“The bridge is the focal point of this interchange, and depending on what style of bridge it can either drive us over our budget or keep us within budget,” Peery said.
In presenting a matrix of five options for Alternative C1 and four options for Alternative G1 (
), Peery said steering committee members would have to weigh the various trade-offs between the budget and aesthetics. He called the bridge selection process a “reality check,” saying that higher prices are what you get when “you go outside the box.”
Peery warned the steering committee that the ultimate bridge selection would not have the same impact as the stone bridge that carries motorists traveling to Monticello.
For Alternative C1, Option 1 would carry 2 spans over a 460 length feet across an impressive pair of concrete arches at a cost of $10.1 million, bringing the total project up to $38.1 million. That assumes a 25 percent contingency. Option 2 is cheaper, at $8.5 million for a 380 foot long concrete box girder bridge across three spans, with stone trim. The options decrease in price, with Option 5 built as a pair of precast concrete U-girder spans, at a cost of $3.5 million. While considerably But this option would lack many of the distinctive features that would make the project a “gateway” for Charlottesville.
Bridge cost estimates for Alternative G1 range from $3.9 million to $6.4 million. Steering committee members were asked to consider design elements independent of their use in any of the interchange alternatives.
Steering committee member Robert Winstead said that the bridge should be designed with the same character as existing bridges on the Route 250 Bypass. “We’re not designing this thing in a vacuum,” he said. He also said that the 25 percent contingency fee factored in to the provided estimated was too high.
Fellow steering committee member Lee Middleditch suggested there were too many options, and that a financial figure should be put out for the bridge first before thinking out the logistics.
Peery said that it was unclear how much money was going to be available from the federal government for construction, but suggested that parts of the project be phased. “There are options that we need to sharpen our pencil for sure but also want to work within your palette,” he said.
Committee members also asked RKK to keep bridge maintenance and long-term maintenance costs in mind when refining the bridge design alternatives.

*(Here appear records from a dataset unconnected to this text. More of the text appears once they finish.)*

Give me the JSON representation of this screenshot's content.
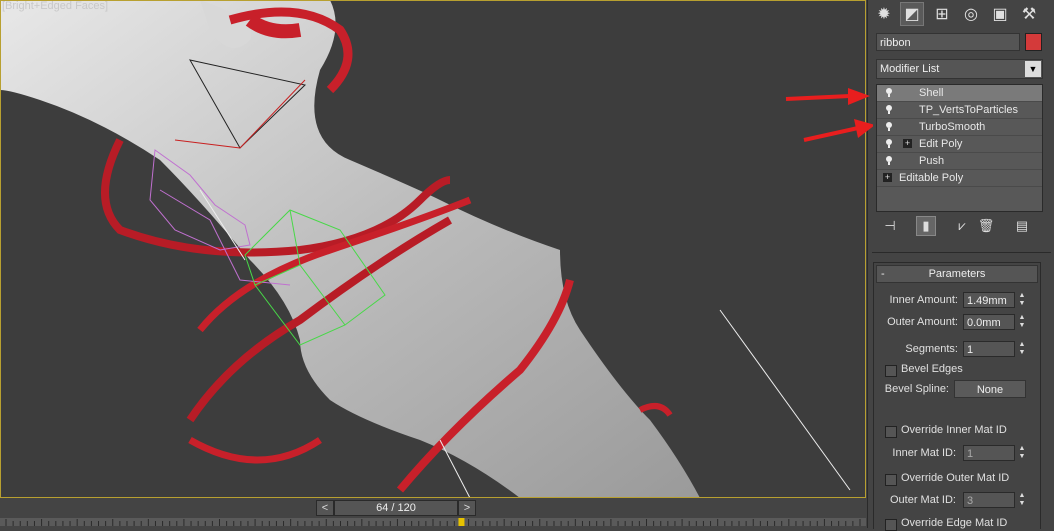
{
  "viewport": {
    "label": "[Bright+Edged Faces]"
  },
  "panel": {
    "tabs": [
      "create-tab",
      "modify-tab",
      "hierarchy-tab",
      "motion-tab",
      "display-tab",
      "utilities-tab"
    ],
    "object_name": "ribbon",
    "object_color": "#d43a3a",
    "modifier_list": "Modifier List",
    "stack": [
      {
        "label": "Shell",
        "selected": true
      },
      {
        "label": "TP_VertsToParticles",
        "selected": false
      },
      {
        "label": "TurboSmooth",
        "selected": false
      },
      {
        "label": "Edit Poly",
        "selected": false
      },
      {
        "label": "Push",
        "selected": false
      },
      {
        "label": "Editable Poly",
        "selected": false
      }
    ],
    "parameters": {
      "title": "Parameters",
      "inner_amount_label": "Inner Amount:",
      "inner_amount": "1.49mm",
      "outer_amount_label": "Outer Amount:",
      "outer_amount": "0.0mm",
      "segments_label": "Segments:",
      "segments": "1",
      "bevel_edges": "Bevel Edges",
      "bevel_spline_label": "Bevel Spline:",
      "bevel_spline": "None",
      "override_inner": "Override Inner Mat ID",
      "inner_mat_label": "Inner Mat ID:",
      "inner_mat": "1",
      "override_outer": "Override Outer Mat ID",
      "outer_mat_label": "Outer Mat ID:",
      "outer_mat": "3",
      "override_edge": "Override Edge Mat ID"
    }
  },
  "timeline": {
    "frame": "64 / 120",
    "prev": "<",
    "next": ">",
    "current": 64,
    "total": 120
  },
  "colors": {
    "accent": "#d43a3a",
    "arrow": "#e81e1e"
  }
}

At some point in the review process, the Board of Architectural Review will weigh in on the project. City Planner Mary Jo Scala said the BAR has never reviewed something as large as a bridge before.
At the City Council meeting,
Mayor David Brown
expressed safety concerns about roundabouts. RKK Traffic Engineer Jeff Parker previewed a presentation that might one day be made to City Council to allay fears about the safety of roundabouts. He pointed to a 1999 study from the Institute of Transportation Engineers which showed significant reductions in accidents in 7 out of 8 intersections converted from stop-signs to roundabouts, as well as a 2000 Insurance Institute for Highway Safety study which showed similar results.
Parker said no one is ever going at full speed as they travel through a roundabout, and that pedestrians only have to worry about one lane of traffic at a time.
VDOT even has a demonstration of roundabouts on their site
. Peery promised an education campaign if the roundabout is built.
No official decisions were made at this meeting. RKK will continue refining the design alternatives,
incorporating a general consensus among the staff to continue revising bridge options 2 and 3. RKK staff are also completing environmental evaluations, and plan to hold a National Environmental Policy Act (NEPA) public hearing in the fall.
Mayor Brown also requested to see a video drive-through of each of the renderings. Peery said his team was working on putting this together in advance of the next Steering Committee meeting, and was trying to craft the computer simulation so that it would be an accurate representation of travel through the roundabout.
The next steering committee meeting will be held sometime in late September.